In the words of researcher Ileana Díaz, “socialism is not at odds with the mixed economy, that is, the existence of different forms of ownership. It is pertinent that, instead of marginalizing them, they be involved in the construction of socialism, that the articulation with state forms be encouraged. Non-state actors today contribute to the economic and social sustainability of our socialism, but it is the state sector that must be strengthened to lead it.”
The social and solidarity economy serves as a motor for local development, by articulating the different forms of ownership, communities and knowledge workers such as universities and Municipal University Centers, under the strategic leadership of the local government.
Many of the social and solidarity economy entities are rooted in their communities, where they play an essential role in sustainable development and local governance. It makes it possible to make better use of resources, increase exports, reduce imports, restore the environment, increase local resilience and territorial identity. The social and solidarity entities were pioneers in promoting the circular economy by moving from productions with large emissions and waste, to systems that use their residuals and resources in a more efficient and sustainable way, while saving natural resources and protecting the ecosystem.

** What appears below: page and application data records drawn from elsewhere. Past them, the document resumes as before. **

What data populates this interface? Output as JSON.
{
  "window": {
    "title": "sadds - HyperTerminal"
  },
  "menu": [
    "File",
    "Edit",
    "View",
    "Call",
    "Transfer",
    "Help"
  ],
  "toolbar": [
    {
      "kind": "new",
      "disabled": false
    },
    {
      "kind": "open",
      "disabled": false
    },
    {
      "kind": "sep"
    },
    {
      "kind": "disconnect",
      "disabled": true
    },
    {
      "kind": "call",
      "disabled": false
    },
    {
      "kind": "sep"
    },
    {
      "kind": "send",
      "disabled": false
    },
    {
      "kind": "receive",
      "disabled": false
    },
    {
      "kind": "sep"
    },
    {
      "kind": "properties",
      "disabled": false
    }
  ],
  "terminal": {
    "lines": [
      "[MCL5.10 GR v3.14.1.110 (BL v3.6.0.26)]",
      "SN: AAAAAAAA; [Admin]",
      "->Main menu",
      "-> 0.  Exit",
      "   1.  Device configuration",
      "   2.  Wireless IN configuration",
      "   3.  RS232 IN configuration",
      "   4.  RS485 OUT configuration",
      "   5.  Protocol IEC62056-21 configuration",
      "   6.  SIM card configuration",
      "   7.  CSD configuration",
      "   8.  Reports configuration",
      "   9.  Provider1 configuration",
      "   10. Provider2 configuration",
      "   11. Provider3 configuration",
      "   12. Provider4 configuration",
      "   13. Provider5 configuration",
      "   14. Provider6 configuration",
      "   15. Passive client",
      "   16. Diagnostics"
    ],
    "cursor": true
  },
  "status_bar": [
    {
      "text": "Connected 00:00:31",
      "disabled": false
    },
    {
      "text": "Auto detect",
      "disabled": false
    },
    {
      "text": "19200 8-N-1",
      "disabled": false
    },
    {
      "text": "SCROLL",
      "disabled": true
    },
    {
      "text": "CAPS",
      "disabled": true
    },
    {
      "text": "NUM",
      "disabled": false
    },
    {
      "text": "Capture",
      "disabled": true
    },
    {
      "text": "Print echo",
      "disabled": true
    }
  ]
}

We need to promote social and environmental responsibility if we want the ideology of capitalism not to be reproduced in the private and cooperative sector. We need to strengthen and democratize the socialist enterprise; promote genuine cooperatives, civil society associations and budgeted institutions such as universities; promote the scientific and technical development of all forms of ownership; and promote alliances to carry out inclusive local development projects.
Many of these tools were originally developed, in one form or another, in capitalist countries and market economies. Instruments inherited from capitalism, but not incompatible with socialism. Adopting and adapting them to the Cuban model is a challenge to Cuban innovation and creativity and a contribution to the construction of a sustainable, democratic and solidarity socialism.